"Again, we need not always insist that a book should be written by the original thinker. It sometimes happens that second-rate minds have assimilated the matter in hand, and are able to give out what is their own thought (only because they have made it their own) in a form more suitable for our purpose than that of the first-hand thinkers." (p. 178)

"The children must enjoy the book. The ideas it holds must each make that sudden, delightful impact upon their minds, must cause that intellectual stir, which mark the inception of an idea.
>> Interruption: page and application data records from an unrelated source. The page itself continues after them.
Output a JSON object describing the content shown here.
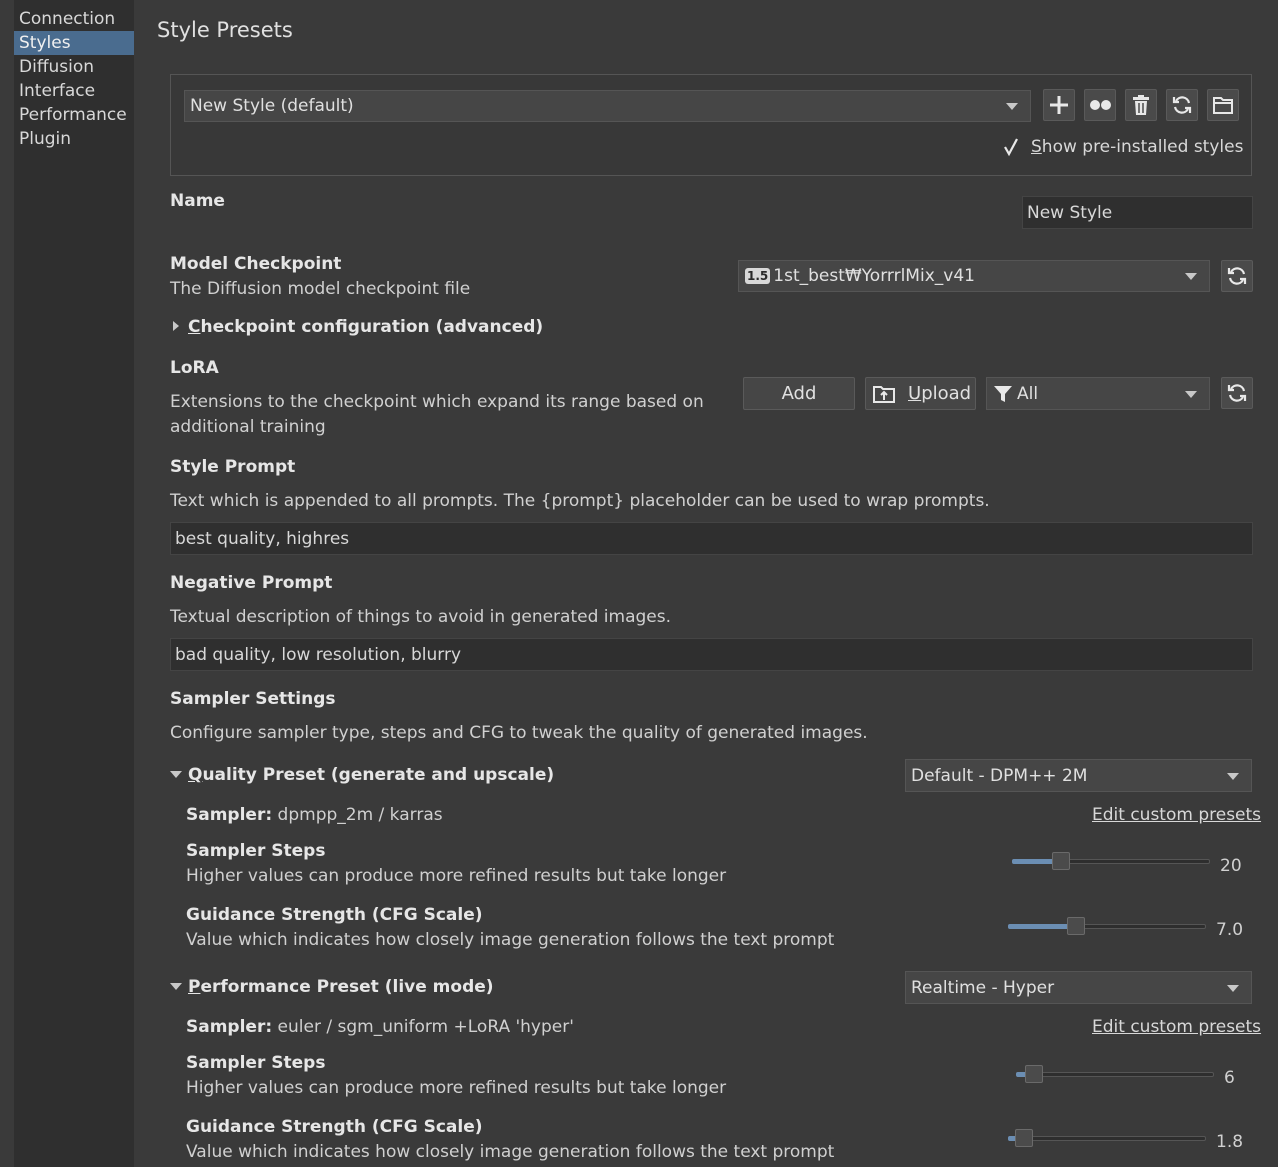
{
  "sidebar": {
    "items": [
      {
        "label": "Connection",
        "active": false
      },
      {
        "label": "Styles",
        "active": true
      },
      {
        "label": "Diffusion",
        "active": false
      },
      {
        "label": "Interface",
        "active": false
      },
      {
        "label": "Performance",
        "active": false
      },
      {
        "label": "Plugin",
        "active": false
      }
    ]
  },
  "page": {
    "title": "Style Presets"
  },
  "style_selector": {
    "value": "New Style (default)",
    "icons": [
      "add-icon",
      "duplicate-icon",
      "delete-icon",
      "refresh-icon",
      "folder-icon"
    ],
    "show_preinstalled_label": "Show pre-installed styles",
    "show_preinstalled_checked": true
  },
  "name": {
    "label": "Name",
    "value": "New Style"
  },
  "checkpoint": {
    "label": "Model Checkpoint",
    "description": "The Diffusion model checkpoint file",
    "badge": "1.5",
    "value": "1st_best₩YorrrlMix_v41",
    "config_label": "Checkpoint configuration (advanced)"
  },
  "lora": {
    "label": "LoRA",
    "description_line1": "Extensions to the checkpoint which expand its range based on",
    "description_line2": "additional training",
    "add_label": "Add",
    "upload_label": "Upload",
    "filter_value": "All"
  },
  "style_prompt": {
    "label": "Style Prompt",
    "description": "Text which is appended to all prompts. The {prompt} placeholder can be used to wrap prompts.",
    "value": "best quality, highres"
  },
  "negative_prompt": {
    "label": "Negative Prompt",
    "description": "Textual description of things to avoid in generated images.",
    "value": "bad quality, low resolution, blurry"
  },
  "sampler_settings": {
    "label": "Sampler Settings",
    "description": "Configure sampler type, steps and CFG to tweak the quality of generated images."
  },
  "quality_preset": {
    "label": "Quality Preset (generate and upscale)",
    "value": "Default - DPM++ 2M",
    "sampler_label": "Sampler:",
    "sampler_value": "dpmpp_2m / karras",
    "edit_link": "Edit custom presets",
    "steps_label": "Sampler Steps",
    "steps_desc": "Higher values can produce more refined results but take longer",
    "steps_value": "20",
    "steps_fraction": 0.22,
    "cfg_label": "Guidance Strength (CFG Scale)",
    "cfg_desc": "Value which indicates how closely image generation follows the text prompt",
    "cfg_value": "7.0",
    "cfg_fraction": 0.33
  },
  "performance_preset": {
    "label": "Performance Preset (live mode)",
    "value": "Realtime - Hyper",
    "sampler_label": "Sampler:",
    "sampler_value": "euler / sgm_uniform  +LoRA 'hyper'",
    "edit_link": "Edit custom presets",
    "steps_label": "Sampler Steps",
    "steps_desc": "Higher values can produce more refined results but take longer",
    "steps_value": "6",
    "steps_fraction": 0.05,
    "cfg_label": "Guidance Strength (CFG Scale)",
    "cfg_desc": "Value which indicates how closely image generation follows the text prompt",
    "cfg_value": "1.8",
    "cfg_fraction": 0.04
  },
  "colors": {
    "accent": "#4a6c8f",
    "slider_fill": "#6b8eb3",
    "background": "#3a3a3a"
  }
}
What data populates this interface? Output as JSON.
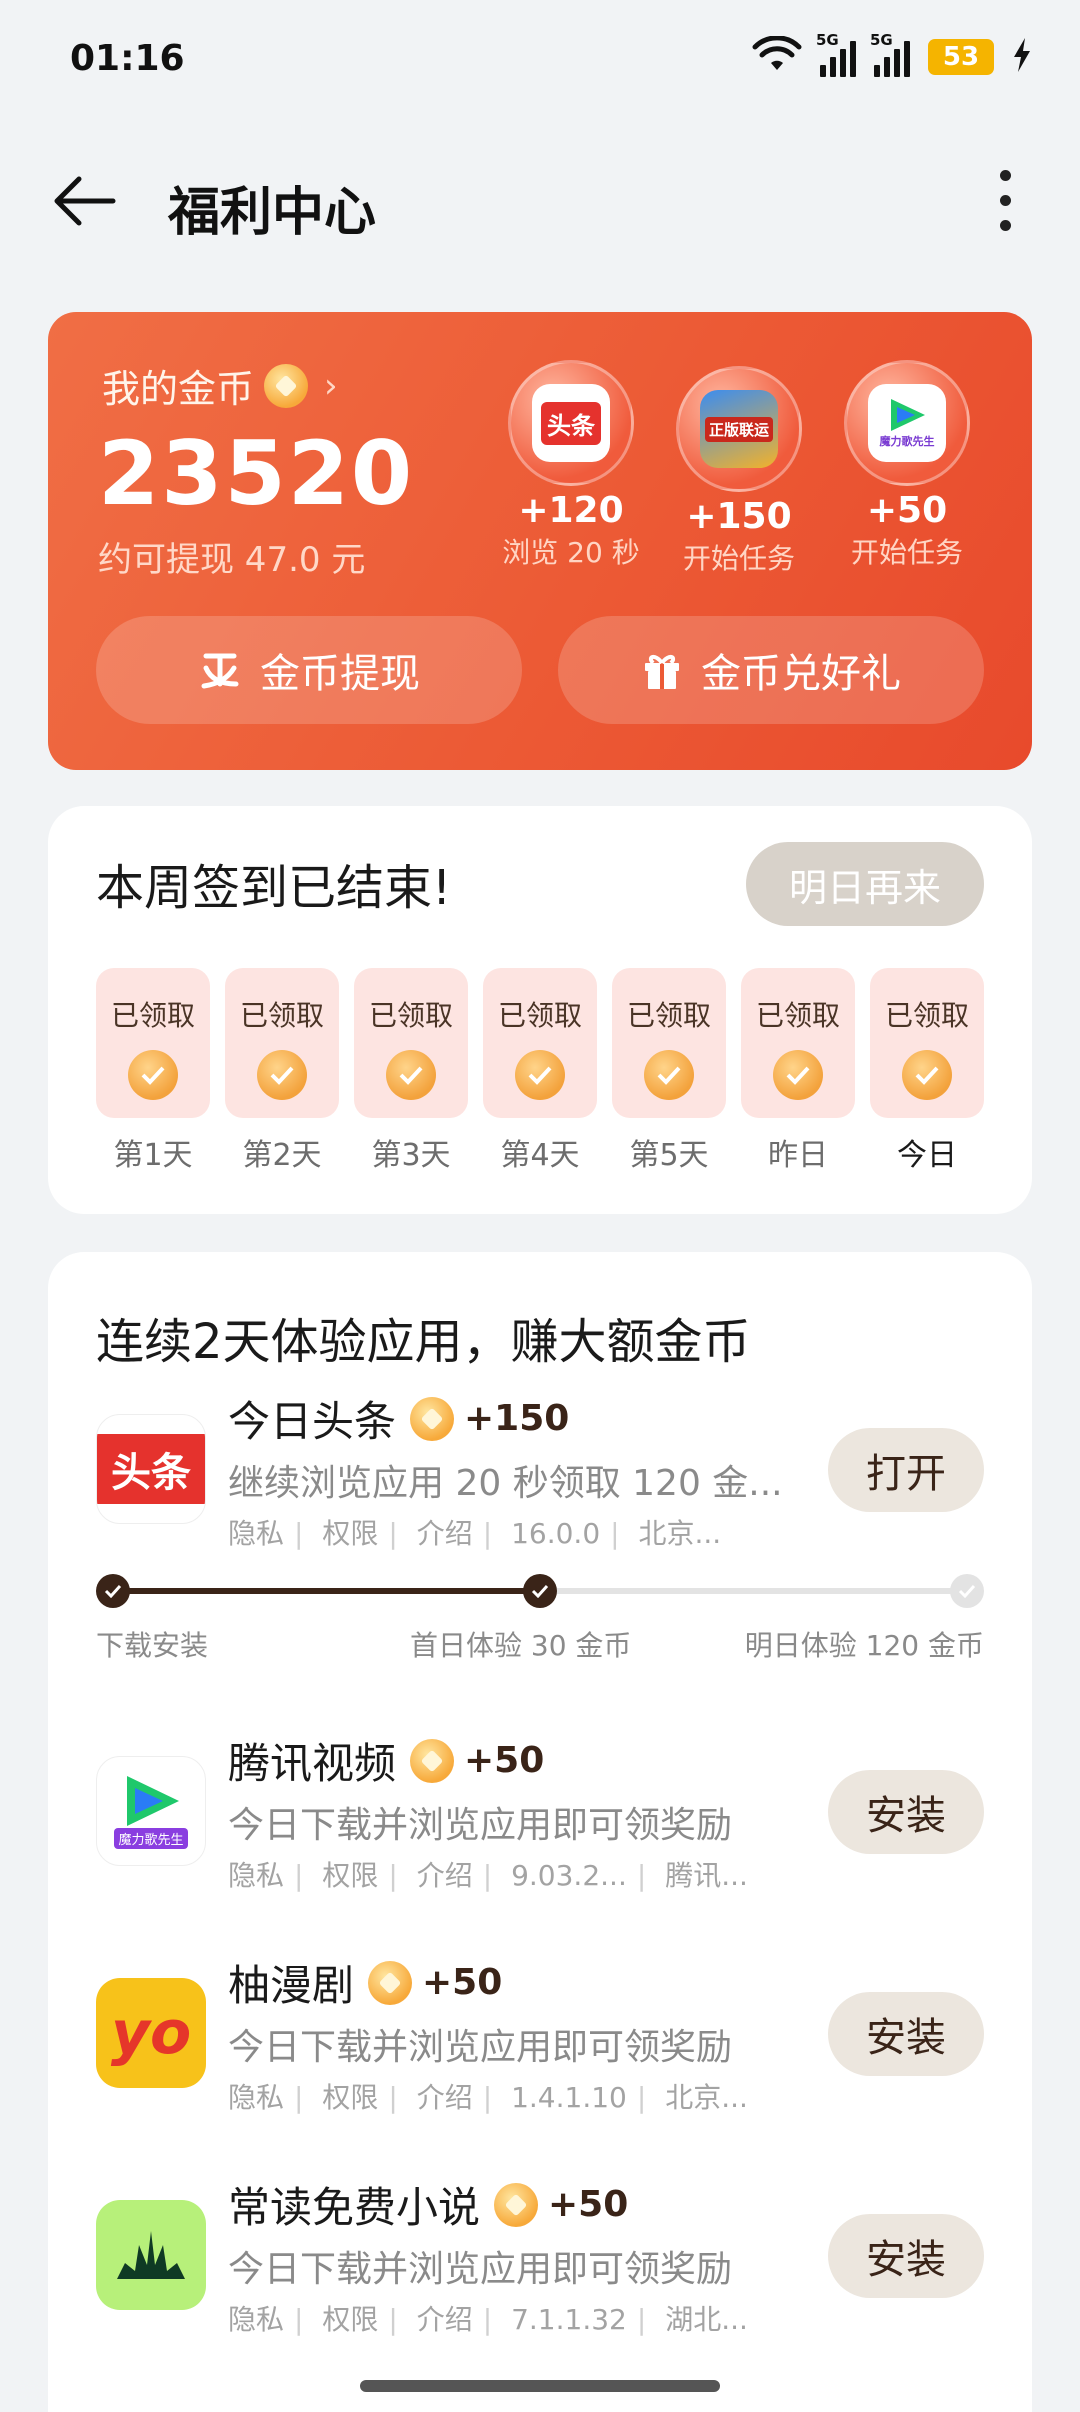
{
  "status_bar": {
    "time": "01:16",
    "network_1": "5G",
    "network_2": "5G",
    "battery": "53"
  },
  "header": {
    "title": "福利中心"
  },
  "coin_card": {
    "label": "我的金币",
    "amount": "23520",
    "cash_hint": "约可提现 47.0 元",
    "promos": [
      {
        "icon_text": "头条",
        "reward": "+120",
        "desc": "浏览 20 秒"
      },
      {
        "icon_text": "正版联运",
        "reward": "+150",
        "desc": "开始任务"
      },
      {
        "icon_text": "魔力歌先生",
        "reward": "+50",
        "desc": "开始任务"
      }
    ],
    "withdraw_label": "金币提现",
    "exchange_label": "金币兑好礼"
  },
  "signin": {
    "title": "本周签到已结束!",
    "button": "明日再来",
    "days": [
      {
        "status": "已领取",
        "label": "第1天"
      },
      {
        "status": "已领取",
        "label": "第2天"
      },
      {
        "status": "已领取",
        "label": "第3天"
      },
      {
        "status": "已领取",
        "label": "第4天"
      },
      {
        "status": "已领取",
        "label": "第5天"
      },
      {
        "status": "已领取",
        "label": "昨日"
      },
      {
        "status": "已领取",
        "label": "今日"
      }
    ]
  },
  "tasks": {
    "title": "连续2天体验应用，赚大额金币",
    "apps": [
      {
        "name": "今日头条",
        "reward": "+150",
        "desc": "继续浏览应用 20 秒领取 120 金...",
        "meta": [
          "隐私",
          "权限",
          "介绍",
          "16.0.0",
          "北京..."
        ],
        "button": "打开",
        "icon_text": "头条"
      },
      {
        "name": "腾讯视频",
        "reward": "+50",
        "desc": "今日下载并浏览应用即可领奖励",
        "meta": [
          "隐私",
          "权限",
          "介绍",
          "9.03.2...",
          "腾讯..."
        ],
        "button": "安装",
        "icon_text": "魔力歌先生"
      },
      {
        "name": "柚漫剧",
        "reward": "+50",
        "desc": "今日下载并浏览应用即可领奖励",
        "meta": [
          "隐私",
          "权限",
          "介绍",
          "1.4.1.10",
          "北京..."
        ],
        "button": "安装",
        "icon_text": "yo"
      },
      {
        "name": "常读免费小说",
        "reward": "+50",
        "desc": "今日下载并浏览应用即可领奖励",
        "meta": [
          "隐私",
          "权限",
          "介绍",
          "7.1.1.32",
          "湖北..."
        ],
        "button": "安装",
        "icon_text": ""
      }
    ],
    "progress": {
      "steps": [
        "下载安装",
        "首日体验 30 金币",
        "明日体验 120 金币"
      ],
      "completed_steps": 2
    }
  },
  "colors": {
    "accent": "#ec5a35",
    "brown": "#3a2418",
    "coin": "#f7a93a"
  }
}
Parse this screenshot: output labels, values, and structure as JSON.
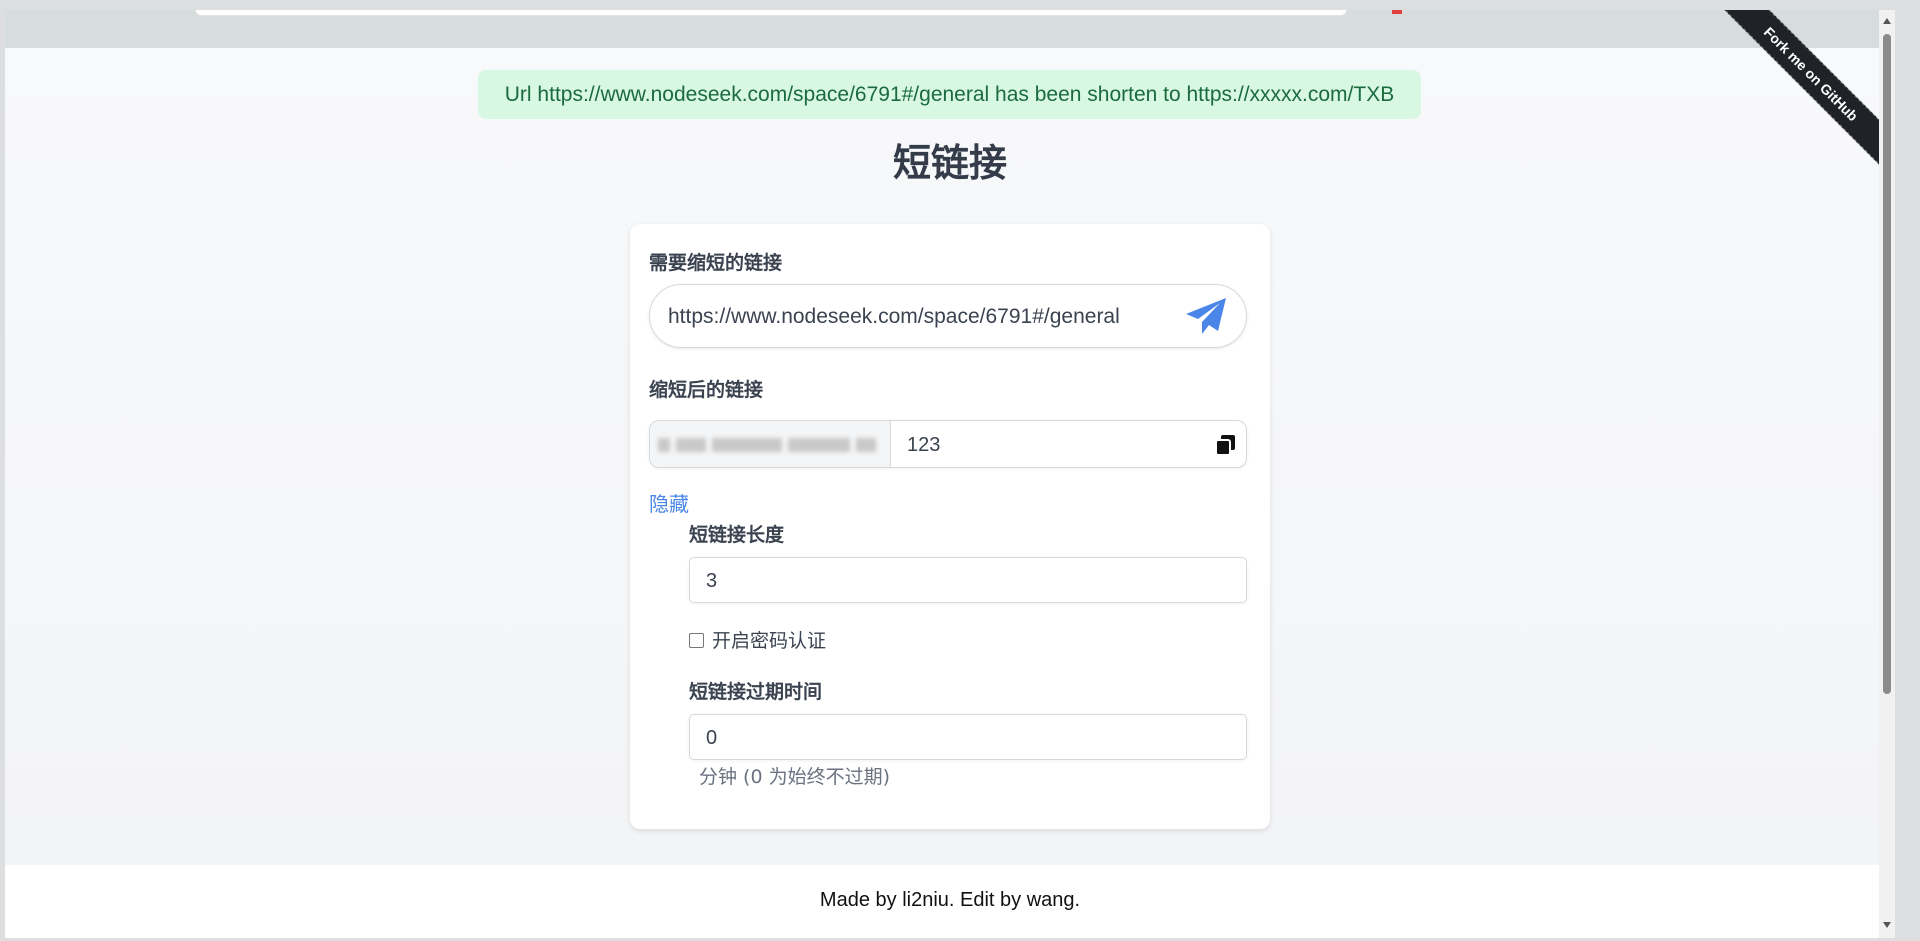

The teacher's part in this regard is to see and feel for himself, and then to rouse his pupils by an appreciative look or word; but to beware how he deadens the impression by a flood of talk." (p. 178)

"the labour of thought is what his book must induce in the child. He must generalise, classify, infer, judge, visualise, discriminate, labour in one way or another, with that capable mind of his, until the substance of his book is assimilated or rejected, according as he shall determine; for the determination rests with him and not with his teacher." (p. 179)

"The simplest way of dealing with a paragraph or a chapter is to require the child to narrate its contents after a single attentive reading." (p. 179)

"The teacher's part is, in the first place, to see what is to be done, to look over the work of the day in advance and see what mental discipline, as well as what vital knowledge, this and that lesson afford; and then to set such questions and such tasks as shall give full scope to his pupils' mental activity." (p. 181)

"Let marginal notes be freely made, as neatly and beautifully as may be, for books should be handled with reverence. Let numbers, letters, underlining be used to help the eye and to save the needless fag of writing abstracts. Let the pupil write for himself half a dozen questions which cover the passage studied; he need not write the answers if he be taught that the mind can know nothing but what it can produce in the form of an answer to a question put by the mind to itself." (p. 181)

"let us be careful that our disciplinary devices, and our mechanical devices to secure and tabulate the substance of knowledge, do not come between the children and that which is the soul of the book, the living thought it contains."

"to quote the golden words of Milton: 'Books are not absolutely dead things, but do contain a potency of life in them to be as active as that soul was, whose progeny they are; nay, they do preserve, as in a vial, the purest efficacy and extraction of that living intellect that bred them. [...]'" (p. 181) (So that's where the idea of living books came from! - np)